The Texas Constitution provides that every county in Texas shall have a county court. In rural counties, the county court is a real court presided over by the elected county judge. Such a county judge need not be a lawyer, and is not only the chief judicial officer in the county, but is also the chief executive of the county (though with less hands-on power than any of the county commissioners, since the judge does not have a precinct to have power over and responsibility for) and the chief legislator of the county presiding over commissioners' court, which is the county legislature. (Technically district court judges, who, as judges, outrank county judges are not judges of the county, but are independent of the county. In rural areas, it is common for a district court to encompass more than one county, and the district judge to ride a circuit among a number of counties). One of the jobs of the county judge's judicial county court is that it is the appellate court for justice courts and small claims courts in the county. These appeals are trials de novo.
Larger Texas counties have one or more county court at law which are established by the legislature. Such counties don't have judicial county courts, the county court at law performs all the judicial functions of the judicial county court. In such counties, the county judge is not really a judge; the title is a courtesy since such a person's most important role is to preside over commissioners' court. County courts at law generally must be presided over by a lawyer. Such county-courts-at-law take the appeals of the justice and small claims courts of the county, generally by trials de novo. Municipal courts that are designated by the legislature as municipal courts of record have appeals by reporter's record and clerk's record like a district court, and the county court at law sits and rules as an appeals court justice does.
Appeals by writ of certiorari is sometimes possible from a justice or small claims court to a judicial county court or a county court at law.

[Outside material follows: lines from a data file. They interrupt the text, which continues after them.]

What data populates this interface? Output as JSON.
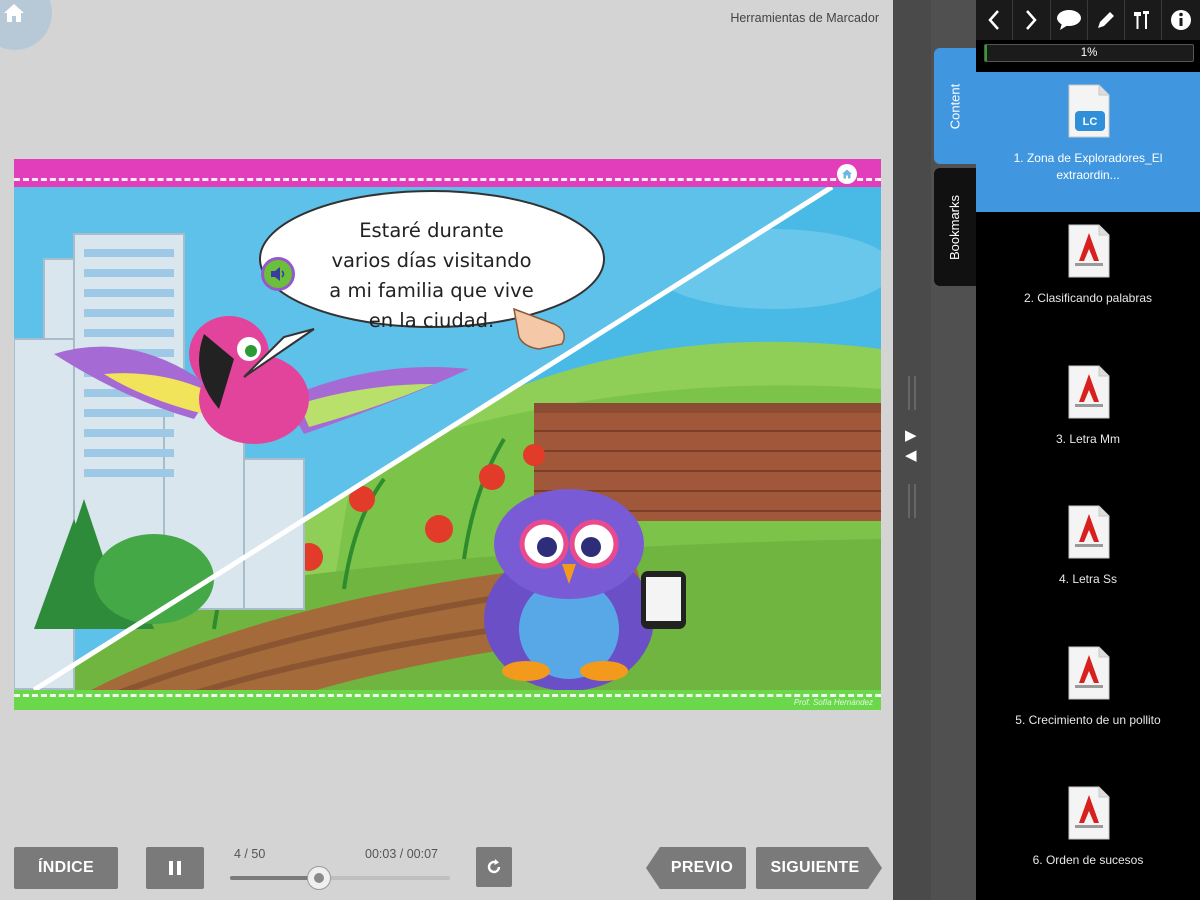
{
  "header": {
    "marker_tools": "Herramientas de Marcador"
  },
  "slide": {
    "speech_text": "Estaré durante\nvarios días visitando\na mi familia que vive\nen la ciudad.",
    "credit": "Prof. Sofía Hernández"
  },
  "controls": {
    "index_label": "ÍNDICE",
    "slide_count": "4 / 50",
    "time": "00:03 / 00:07",
    "progress": 0.4,
    "prev_label": "PREVIO",
    "next_label": "SIGUIENTE"
  },
  "sidebar": {
    "tabs": [
      {
        "label": "Content"
      },
      {
        "label": "Bookmarks"
      }
    ],
    "progress_text": "1%",
    "progress_value": 0.01,
    "toolbar_icons": [
      "chevron-left-icon",
      "chevron-right-icon",
      "comment-icon",
      "pencil-icon",
      "tools-icon",
      "info-icon"
    ],
    "items": [
      {
        "label": "1. Zona de Exploradores_El extraordin...",
        "badge": "LC",
        "selected": true
      },
      {
        "label": "2. Clasificando palabras"
      },
      {
        "label": "3. Letra Mm"
      },
      {
        "label": "4. Letra Ss"
      },
      {
        "label": "5. Crecimiento de un pollito"
      },
      {
        "label": "6. Orden de sucesos"
      }
    ]
  },
  "colors": {
    "accent": "#4097e0",
    "slide_top": "#e23dba",
    "slide_bottom": "#6bd84c",
    "button": "#7a7a7a"
  }
}
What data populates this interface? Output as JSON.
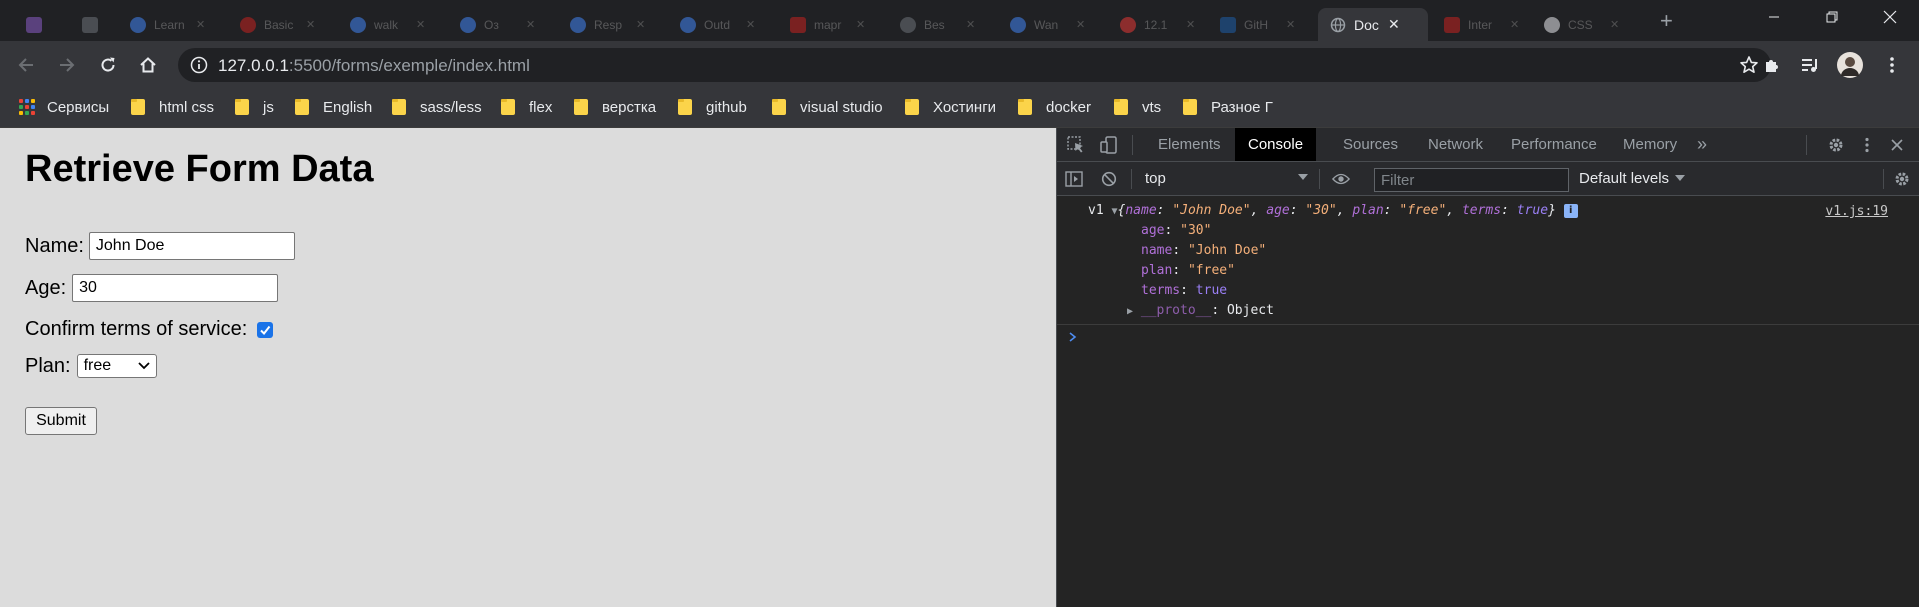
{
  "tabs": [
    {
      "title": "",
      "active": false
    },
    {
      "title": "",
      "active": false
    },
    {
      "title": "Learn",
      "active": false
    },
    {
      "title": "Basic",
      "active": false
    },
    {
      "title": "walk",
      "active": false
    },
    {
      "title": "Оз",
      "active": false
    },
    {
      "title": "Resp",
      "active": false
    },
    {
      "title": "Outd",
      "active": false
    },
    {
      "title": "mapr",
      "active": false
    },
    {
      "title": "Bes",
      "active": false
    },
    {
      "title": "Wan",
      "active": false
    },
    {
      "title": "12.1",
      "active": false
    },
    {
      "title": "GitH",
      "active": false
    },
    {
      "title": "Doc",
      "active": true
    },
    {
      "title": "Inter",
      "active": false
    },
    {
      "title": "CSS",
      "active": false
    }
  ],
  "address": {
    "host": "127.0.0.1",
    "rest": ":5500/forms/exemple/index.html"
  },
  "bookmarks": {
    "apps_label": "Сервисы",
    "folders": [
      "html css",
      "js",
      "English",
      "sass/less",
      "flex",
      "верстка",
      "github",
      "visual studio",
      "Хостинги",
      "docker",
      "vts",
      "Разное Г"
    ]
  },
  "page": {
    "heading": "Retrieve Form Data",
    "name_label": "Name:",
    "name_value": "John Doe",
    "age_label": "Age:",
    "age_value": "30",
    "terms_label": "Confirm terms of service:",
    "terms_checked": true,
    "plan_label": "Plan:",
    "plan_value": "free",
    "submit_label": "Submit"
  },
  "devtools": {
    "tabs": [
      "Elements",
      "Console",
      "Sources",
      "Network",
      "Performance",
      "Memory"
    ],
    "active_tab": "Console",
    "more": "»",
    "context": "top",
    "filter_placeholder": "Filter",
    "levels": "Default levels",
    "log": {
      "prefix": "v1",
      "source": "v1.js:19",
      "summary": {
        "open": "{",
        "k1": "name",
        "v1": "\"John Doe\"",
        "k2": "age",
        "v2": "\"30\"",
        "k3": "plan",
        "v3": "\"free\"",
        "k4": "terms",
        "v4": "true",
        "close": "}"
      },
      "props": [
        {
          "key": "age",
          "value": "\"30\"",
          "kind": "str"
        },
        {
          "key": "name",
          "value": "\"John Doe\"",
          "kind": "str"
        },
        {
          "key": "plan",
          "value": "\"free\"",
          "kind": "str"
        },
        {
          "key": "terms",
          "value": "true",
          "kind": "bool"
        }
      ],
      "proto_key": "__proto__",
      "proto_value": "Object"
    }
  }
}
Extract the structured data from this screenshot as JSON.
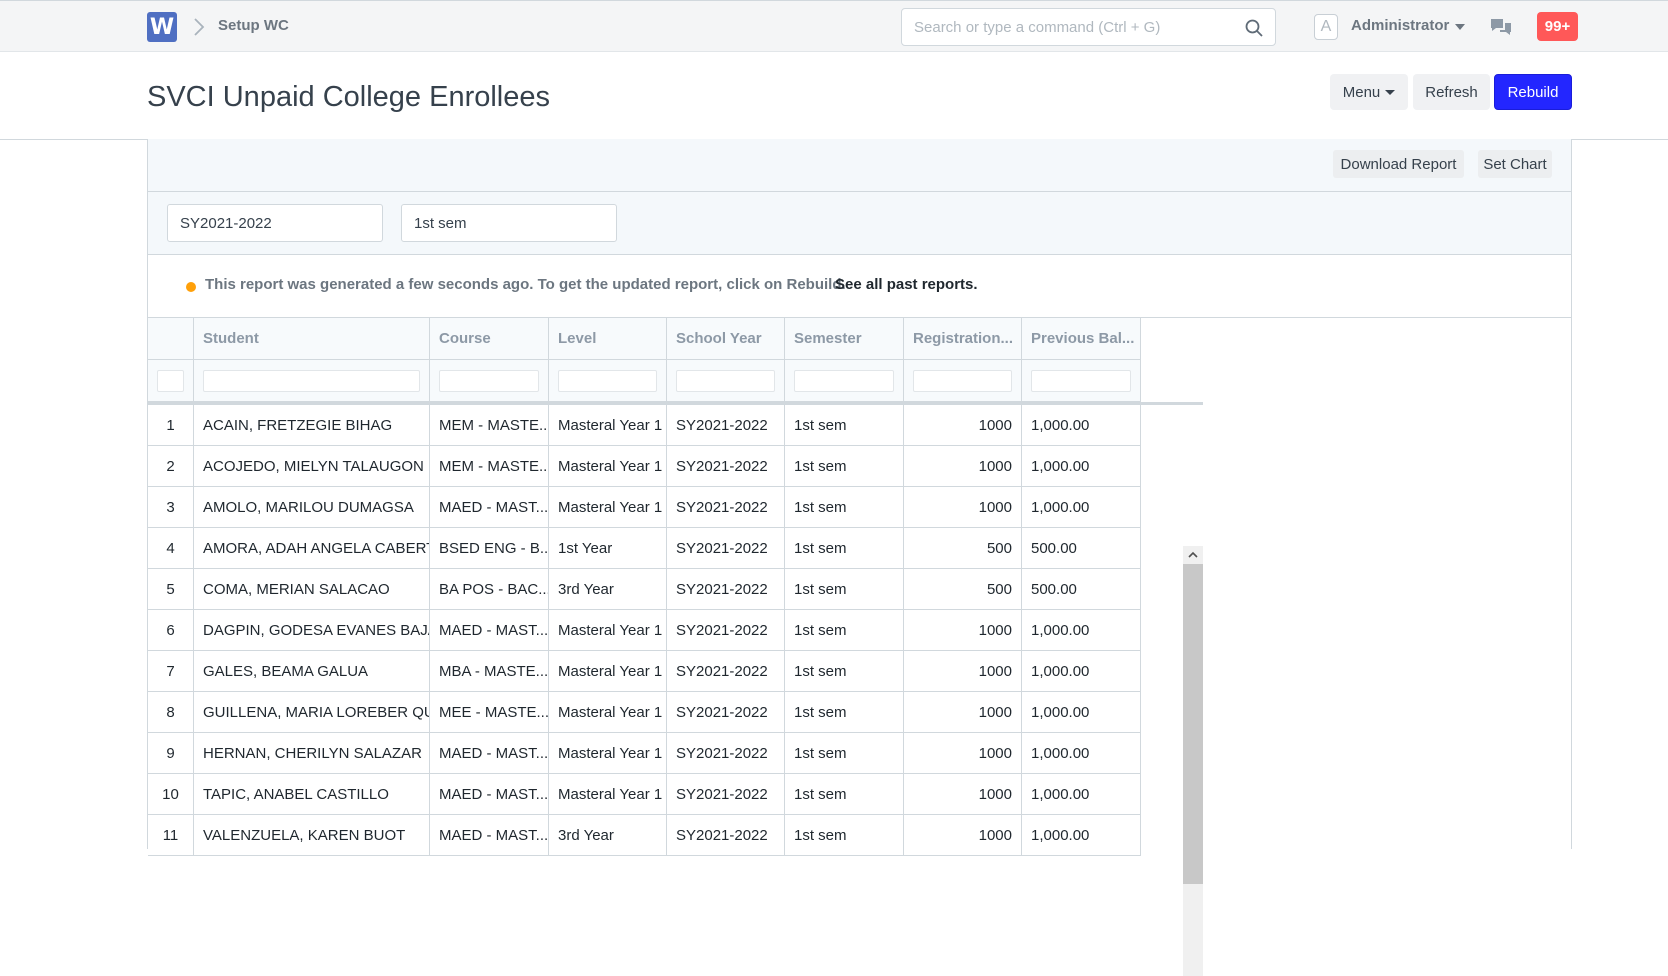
{
  "navbar": {
    "logo": "W",
    "breadcrumb": "Setup WC",
    "search_placeholder": "Search or type a command (Ctrl + G)",
    "avatar_letter": "A",
    "user": "Administrator",
    "notifications": "99+"
  },
  "page": {
    "title": "SVCI Unpaid College Enrollees",
    "menu_label": "Menu",
    "refresh_label": "Refresh",
    "rebuild_label": "Rebuild"
  },
  "toolbar": {
    "download_label": "Download Report",
    "set_chart_label": "Set Chart"
  },
  "filters": {
    "school_year": "SY2021-2022",
    "semester": "1st sem"
  },
  "notice": {
    "text": "This report was generated a few seconds ago. To get the updated report, click on Rebuild.",
    "link": "See all past reports."
  },
  "table": {
    "columns": [
      "Student",
      "Course",
      "Level",
      "School Year",
      "Semester",
      "Registration...",
      "Previous Bal..."
    ],
    "rows": [
      [
        "1",
        "ACAIN, FRETZEGIE BIHAG",
        "MEM - MASTE...",
        "Masteral Year 1",
        "SY2021-2022",
        "1st sem",
        "1000",
        "1,000.00"
      ],
      [
        "2",
        "ACOJEDO, MIELYN TALAUGON",
        "MEM - MASTE...",
        "Masteral Year 1",
        "SY2021-2022",
        "1st sem",
        "1000",
        "1,000.00"
      ],
      [
        "3",
        "AMOLO, MARILOU DUMAGSA",
        "MAED - MAST...",
        "Masteral Year 1",
        "SY2021-2022",
        "1st sem",
        "1000",
        "1,000.00"
      ],
      [
        "4",
        "AMORA, ADAH ANGELA CABERTE",
        "BSED ENG - B...",
        "1st Year",
        "SY2021-2022",
        "1st sem",
        "500",
        "500.00"
      ],
      [
        "5",
        "COMA, MERIAN SALACAO",
        "BA POS - BAC...",
        "3rd Year",
        "SY2021-2022",
        "1st sem",
        "500",
        "500.00"
      ],
      [
        "6",
        "DAGPIN, GODESA EVANES BAJAO",
        "MAED - MAST...",
        "Masteral Year 1",
        "SY2021-2022",
        "1st sem",
        "1000",
        "1,000.00"
      ],
      [
        "7",
        "GALES, BEAMA GALUA",
        "MBA - MASTE...",
        "Masteral Year 1",
        "SY2021-2022",
        "1st sem",
        "1000",
        "1,000.00"
      ],
      [
        "8",
        "GUILLENA, MARIA LOREBER QUIS...",
        "MEE - MASTE...",
        "Masteral Year 1",
        "SY2021-2022",
        "1st sem",
        "1000",
        "1,000.00"
      ],
      [
        "9",
        "HERNAN, CHERILYN SALAZAR",
        "MAED - MAST...",
        "Masteral Year 1",
        "SY2021-2022",
        "1st sem",
        "1000",
        "1,000.00"
      ],
      [
        "10",
        "TAPIC, ANABEL CASTILLO",
        "MAED - MAST...",
        "Masteral Year 1",
        "SY2021-2022",
        "1st sem",
        "1000",
        "1,000.00"
      ],
      [
        "11",
        "VALENZUELA, KAREN BUOT",
        "MAED - MAST...",
        "3rd Year",
        "SY2021-2022",
        "1st sem",
        "1000",
        "1,000.00"
      ]
    ]
  },
  "colors": {
    "primary": "#2326ff",
    "notification": "#ff5858",
    "notice_dot": "#ffa00a"
  }
}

Except for constitutional violations, there is no appeal from a judicial county court or a county court at law sitting as an appellate court over a lower court.